“If you’re burdened down with trouble
If your nerves are wearing thin…”
With all the uncertainty that has haunted the world of theatre since the pandemic began, there’s something unalterably pleasing about seeing a theatrical enterprise grow from strength to strength at this time. Born out of the explosion in streaming content that emerged in the first lockdown, The Theatre Channel has taken that concept and elevated it to something rather special, so mince pies and buckets of mulled wine all round for everyone at Adam Blanshay Productions and The Theatre Café.
In its half-hourly episodes, it has found focus in its themes (Hallowe’en, rock musicals) and shown generosity in its casting. Starrier names may be the headliners but the decision to introduce the Café Four (comprised of Alyn Hawke, Emily Langham, Sadie-Jean Shirley and Alex Woodward) as a regular ensemble has proven a masterstroke. providing continuity across a diverse range of performances and from episode to episode, but also showcasing their own talents alongside a raft of Olivier winners and nominees.
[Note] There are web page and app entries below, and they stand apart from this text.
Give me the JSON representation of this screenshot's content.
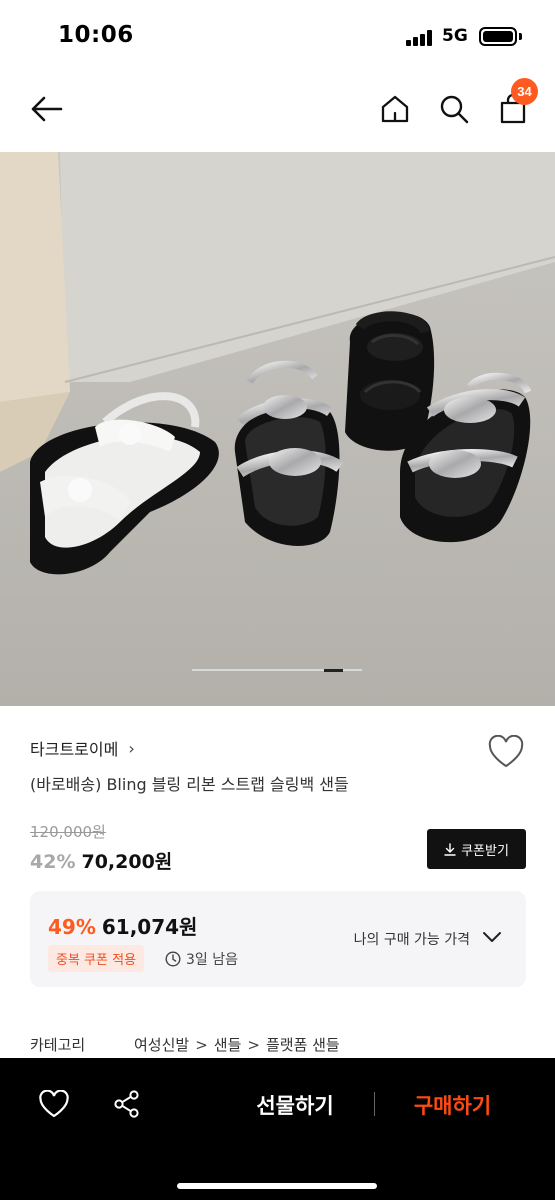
{
  "status_bar": {
    "time": "10:06",
    "network": "5G"
  },
  "top_nav": {
    "cart_count": "34"
  },
  "carousel": {
    "total_slides": 9,
    "active_index": 7
  },
  "product": {
    "brand": "타크트로이메",
    "brand_chevron": "›",
    "title": "(바로배송) Bling 블링 리본 스트랩 슬링백 샌들",
    "original_price": "120,000원",
    "discount_rate": "42%",
    "sale_price": "70,200원",
    "coupon_label": "쿠폰받기"
  },
  "best_price": {
    "discount_rate": "49%",
    "price": "61,074원",
    "badge": "중복 쿠폰 적용",
    "time_left": "3일 남음",
    "label": "나의 구매 가능 가격"
  },
  "category": {
    "label": "카테고리",
    "crumbs": [
      "여성신발",
      "샌들",
      "플랫폼 샌들"
    ],
    "separator": ">"
  },
  "bottom_bar": {
    "gift_label": "선물하기",
    "buy_label": "구매하기"
  },
  "colors": {
    "accent": "#ff5a1f",
    "buy": "#ff4a14",
    "dark": "#111111"
  },
  "icons": [
    "back-arrow-icon",
    "home-icon",
    "search-icon",
    "cart-icon",
    "heart-icon",
    "download-icon",
    "clock-icon",
    "chevron-down-icon",
    "share-icon"
  ]
}
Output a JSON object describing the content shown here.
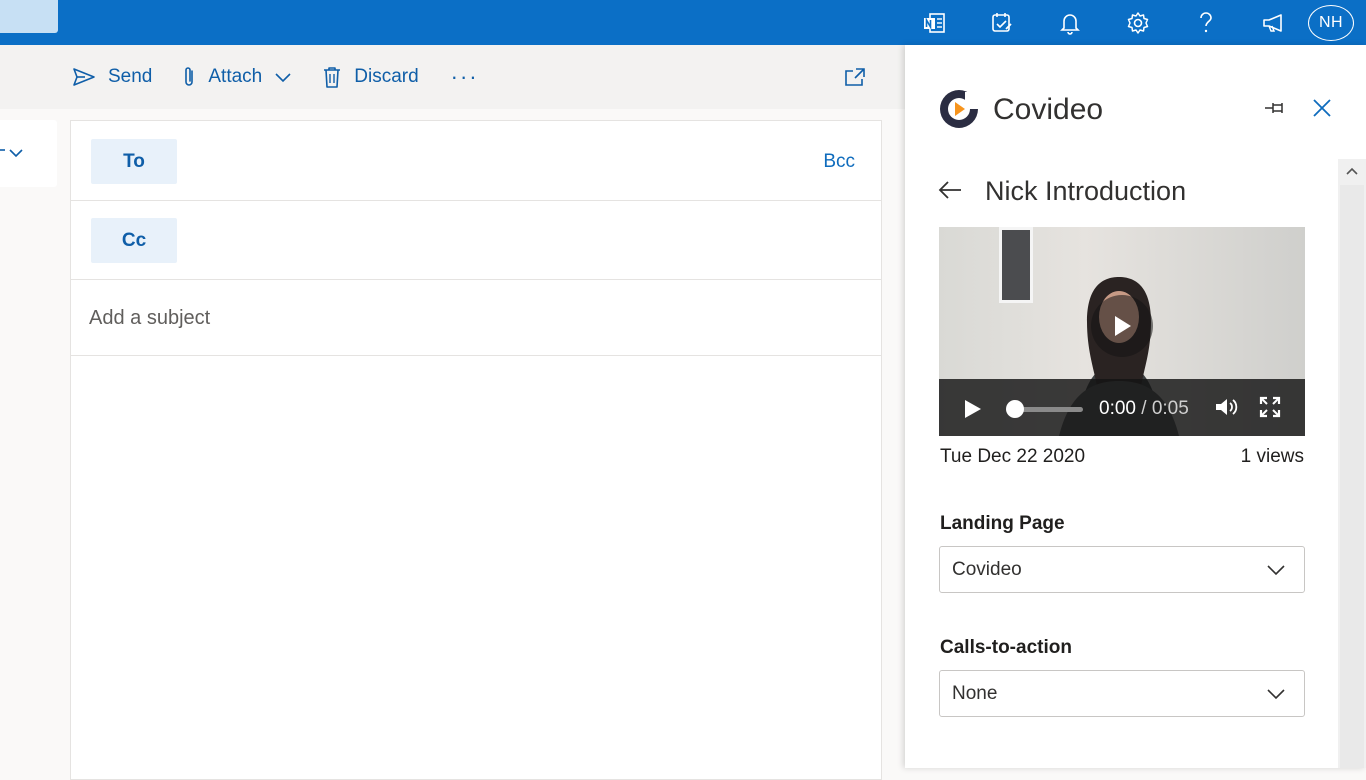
{
  "topbar": {
    "avatar_initials": "NH",
    "icons": [
      "onenote-icon",
      "todo-icon",
      "bell-icon",
      "gear-icon",
      "help-icon",
      "feedback-icon"
    ]
  },
  "toolbar": {
    "send_label": "Send",
    "attach_label": "Attach",
    "discard_label": "Discard",
    "more_label": "···"
  },
  "compose": {
    "to_label": "To",
    "cc_label": "Cc",
    "bcc_label": "Bcc",
    "subject_placeholder": "Add a subject"
  },
  "panel": {
    "title": "Covideo",
    "video_title": "Nick Introduction",
    "current_time": "0:00",
    "separator": " / ",
    "duration": "0:05",
    "date": "Tue Dec 22 2020",
    "views": "1 views",
    "landing_page_label": "Landing Page",
    "landing_page_value": "Covideo",
    "cta_label": "Calls-to-action",
    "cta_value": "None",
    "playback_progress": 0
  },
  "colors": {
    "topbar": "#0b6fc6",
    "accent": "#0f5ea8",
    "pill_bg": "#e8f1fa"
  }
}
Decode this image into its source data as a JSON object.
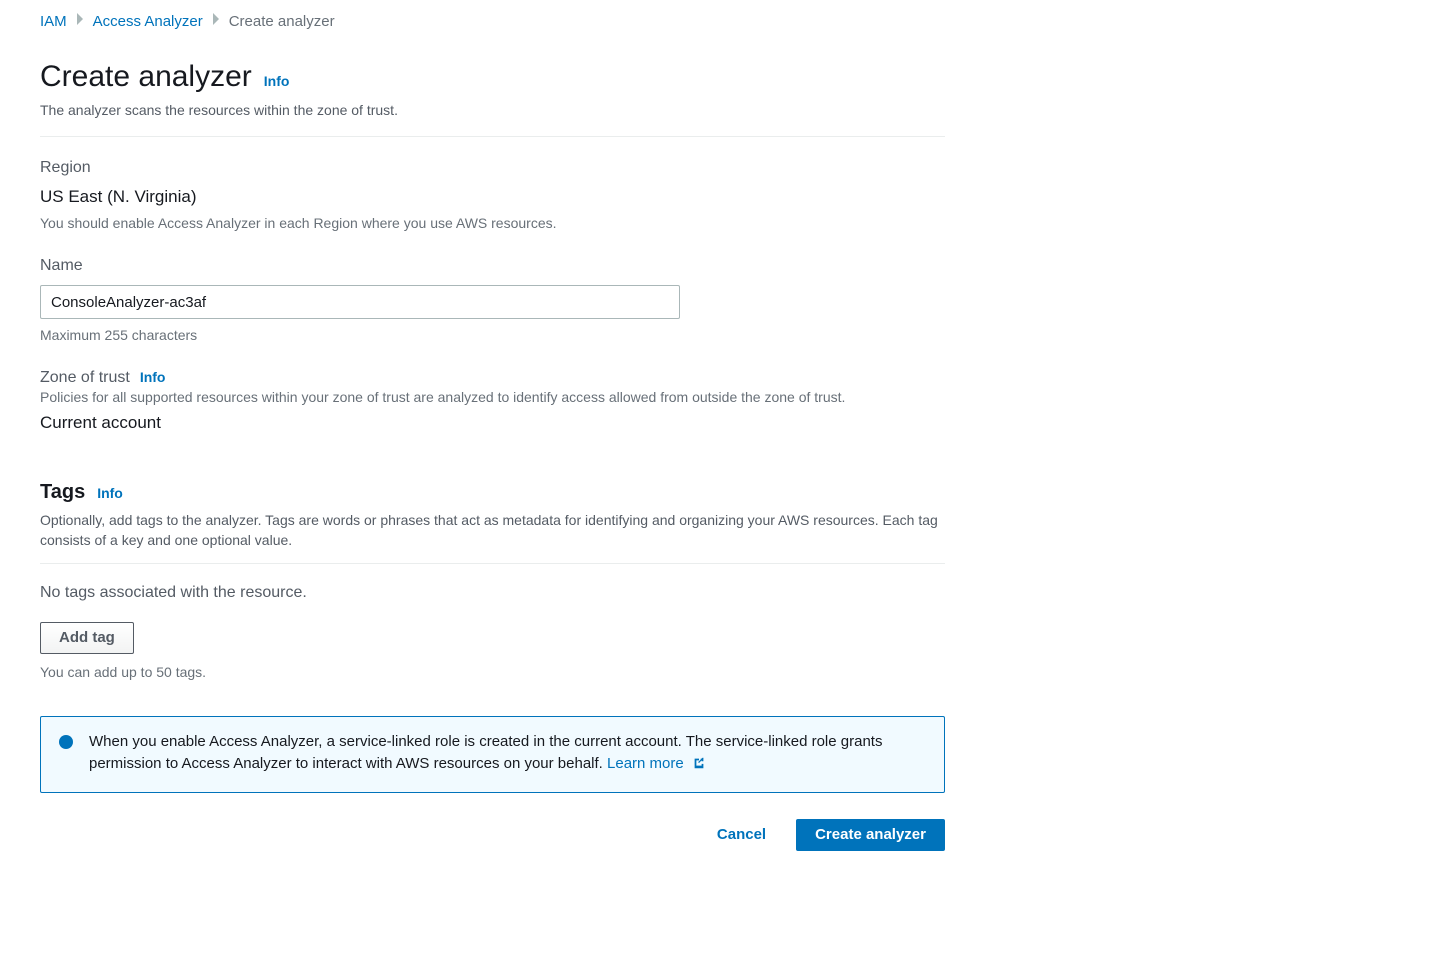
{
  "breadcrumb": {
    "items": [
      {
        "label": "IAM",
        "type": "link"
      },
      {
        "label": "Access Analyzer",
        "type": "link"
      },
      {
        "label": "Create analyzer",
        "type": "current"
      }
    ]
  },
  "header": {
    "title": "Create analyzer",
    "info_label": "Info",
    "subtitle": "The analyzer scans the resources within the zone of trust."
  },
  "region": {
    "label": "Region",
    "value": "US East (N. Virginia)",
    "help": "You should enable Access Analyzer in each Region where you use AWS resources."
  },
  "name": {
    "label": "Name",
    "value": "ConsoleAnalyzer-ac3af",
    "help": "Maximum 255 characters"
  },
  "zone": {
    "label": "Zone of trust",
    "info_label": "Info",
    "help": "Policies for all supported resources within your zone of trust are analyzed to identify access allowed from outside the zone of trust.",
    "value": "Current account"
  },
  "tags": {
    "title": "Tags",
    "info_label": "Info",
    "description": "Optionally, add tags to the analyzer. Tags are words or phrases that act as metadata for identifying and organizing your AWS resources. Each tag consists of a key and one optional value.",
    "empty_message": "No tags associated with the resource.",
    "add_button": "Add tag",
    "limit_help": "You can add up to 50 tags."
  },
  "alert": {
    "text": "When you enable Access Analyzer, a service-linked role is created in the current account. The service-linked role grants permission to Access Analyzer to interact with AWS resources on your behalf. ",
    "learn_more": "Learn more"
  },
  "actions": {
    "cancel": "Cancel",
    "create": "Create analyzer"
  }
}
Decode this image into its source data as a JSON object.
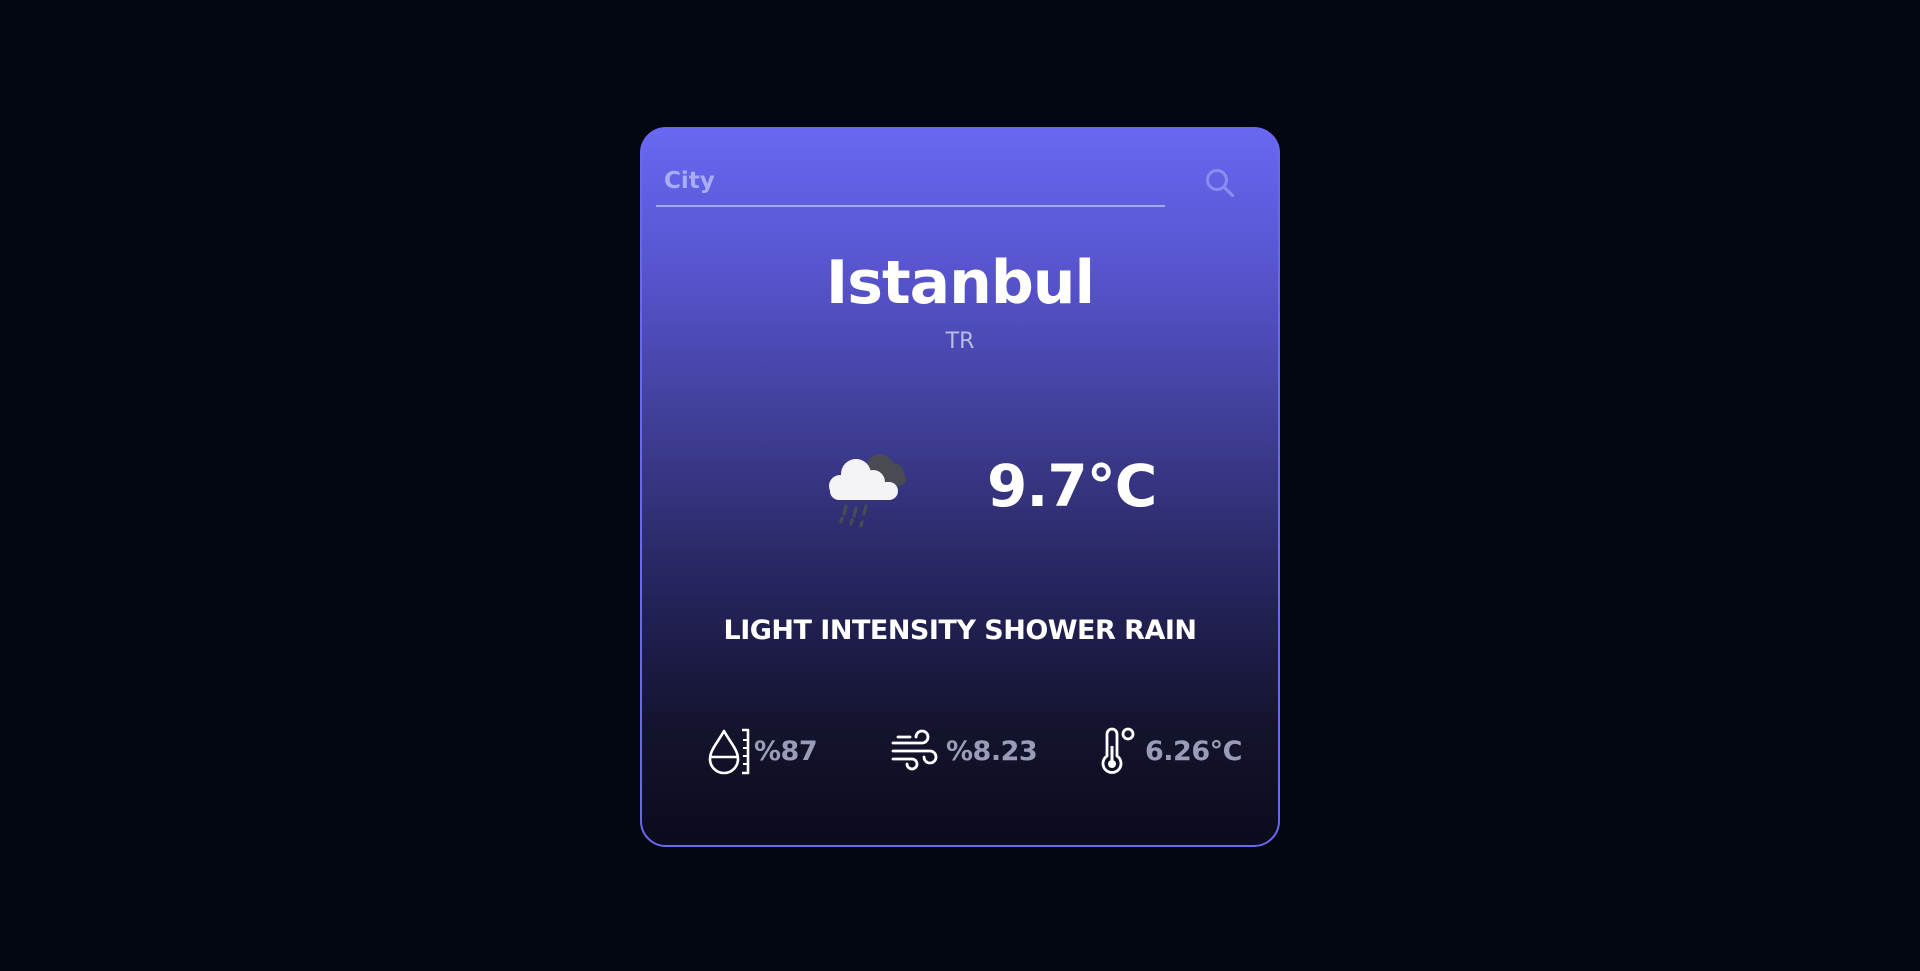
{
  "search": {
    "placeholder": "City",
    "value": "",
    "icon": "search-icon"
  },
  "location": {
    "city": "Istanbul",
    "country": "TR"
  },
  "current": {
    "icon": "rain-cloud-icon",
    "temperature": "9.7°C",
    "description": "LIGHT INTENSITY SHOWER RAIN"
  },
  "stats": {
    "humidity": {
      "icon": "humidity-icon",
      "value": "%87"
    },
    "wind": {
      "icon": "wind-icon",
      "value": "%8.23"
    },
    "feels_like": {
      "icon": "thermometer-icon",
      "value": "6.26°C"
    }
  },
  "colors": {
    "page_background": "#030712",
    "card_gradient_top": "#6868f2",
    "card_gradient_bottom": "#0a0b1c",
    "card_border": "#6b68f0",
    "stat_text": "#9a9bb6"
  }
}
This fourth episode naturally takes the holiday season as its theme and suitably amps up the already high-quality production values. Matt Croke and Tosh Wanogho-Maud crooning through a Holiday Inn medley in tuxes, check (and swoon!). Zizi Strallen nailing some gorgeously stylised choreography (from director Bill Deamer) in ‘Turkey Lurkey Time’, check. Sophie-Louise Dann as Mame (talk about perfect casting!), check. Cassidy Janson imbuing ‘White Christmas’ with real musicality, check.
The Café Four support admirably in so many of these numbers, keeping up in many a dance routine and harmonising beautifully next to the piano. And in a neat touch, some of the graduates from the ArtsEd class of 2020 get a much-needed opportunity to shine in a powerful rendition of ‘Seasons of Love’. By the time, Rachel John and her band of renegade dancers break into the theatre next door for pretty much a full on production number, you’d almost forget there’s a pandemic on. A real festive treat and a compelling argument for continuing to support an industry that has been so sorely neglected by the government in this testing year.